Lachlan Athanasiou L’23 is a rising 2L originally from Albany, CA. He graduated from Washington University in St. Louis, was a high school teacher and football coach in Greenville, Mississippi before Law School, and is interested in civil rights and democracy law.
This summer I am interning at the Mississippi Center for Justice (MCJ), a public interest law firm based in Jackson, Mississippi that combines legal services with policy advocacy and community education to advance racial and economic justice throughout the state. My work here has been generously funded by a Penn Law Equal Justice Foundation grant.
I am splitting my summer between two different MCJ offices. For the first five weeks I am working from the Mississippi Delta office in Indianola, Mississippi, only 30 minutes away from where I was a high school teacher in Greenville before law school. In the second half of the summer I will transition to MCJ’s main office in Jackson, Mississippi.
In the Delta I have been observing civil and criminal cases in municipal court – called “justice” court – in which the judges are elected and not required to have law degrees, undergraduate degrees, or high school degrees – only GEDs. This work supports two projects: in one I collect data – race, gender, outcome, etc. – for a program that helps unrepresented litigants navigate justice court, and in the second I record judge compliance with laws governing bail and appointment of counsel.
I also have two roles supporting MCJ’s impact litigation team. First, I investigate allegations of discrimination. I talk with potential clients, gather documents, and synthesize my findings into memos for MCJ’s attorneys. This has been a sobering experience in which I encountered some of the same sorts of issues I saw my students face as a teacher, but this time from an entirely new angle – one in which, hopefully, I could help provide some remedy. For example, I knew many students attending Greenville High were at risk of losing their homes, but now I’m helping to investigate a federal housing loan subsidy that trapped borrowers in high interest rates and foreclosed on the homes of families it was ostensibly designed to help.
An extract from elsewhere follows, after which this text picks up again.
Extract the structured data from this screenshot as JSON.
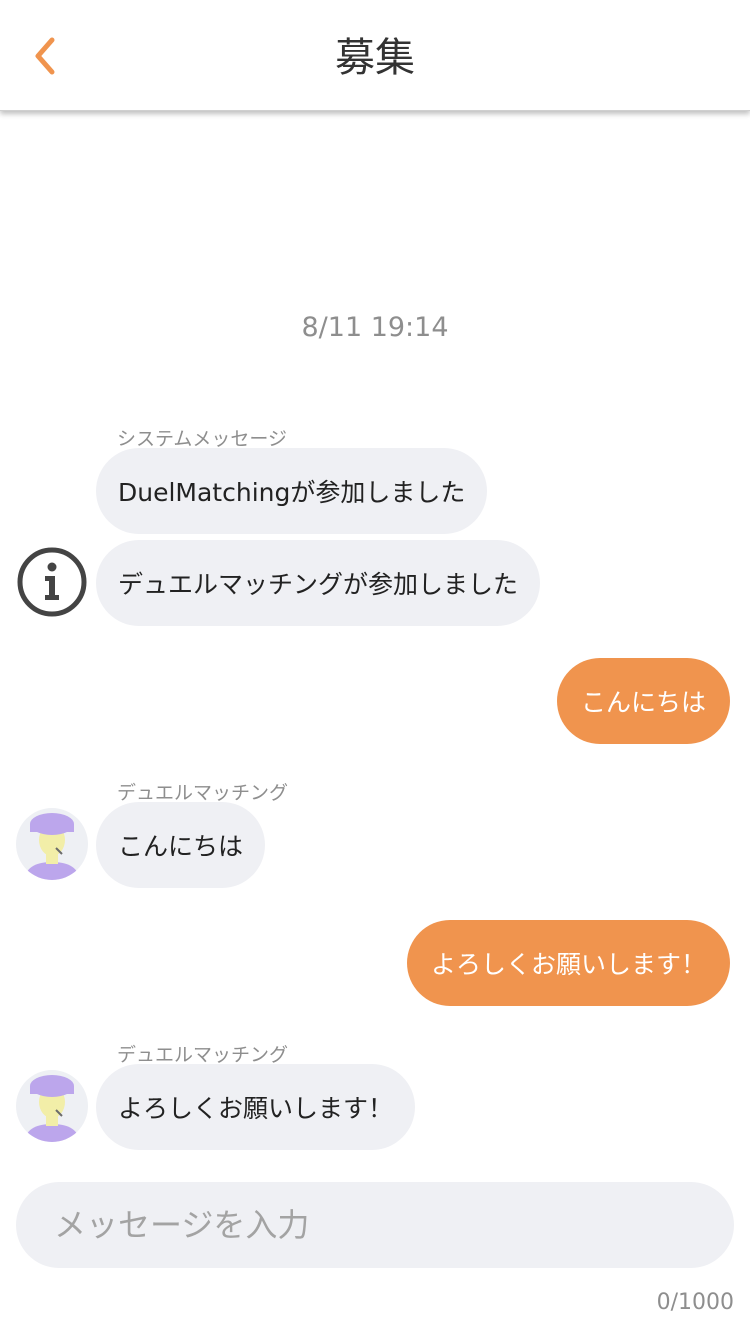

I’m also providing research and drafting support to the impact team as they challenge an unconstitutional parade ordinance that prevented a group of college students in a midsized Mississippi city from protesting police violence last summer. Here I have to thank my excellent Constitutional Law professor Mitchell Berman [Leon Meltzer Professor of Law and Professor of Philosophy], whose explanation of the flexibility of the tiers of scrutiny has been seared into my mind by repeated referencing, and my Legal Practice Skills professor Solmaz Firoz [Visiting Senior Lecturer], who prepared me for much more than just research and writing. I had expected to be ready for the variety of writing assignments MCJ is throwing at me, and I have been, but I was surprised when even our practice redlining and negotiating contracts – which I frankly thought would be irrelevant to my career – immediately turned out to be an essential experience. I had hardly started my internship when I was told to redline the city’s parade ordinance, which MCJ believes is unconstitutional.
I’d also like to thank my great Torts professor Eric Feldman [Heimbold Chair in International Law, Professor of Law] for connecting me with MCJ and making this summer possible.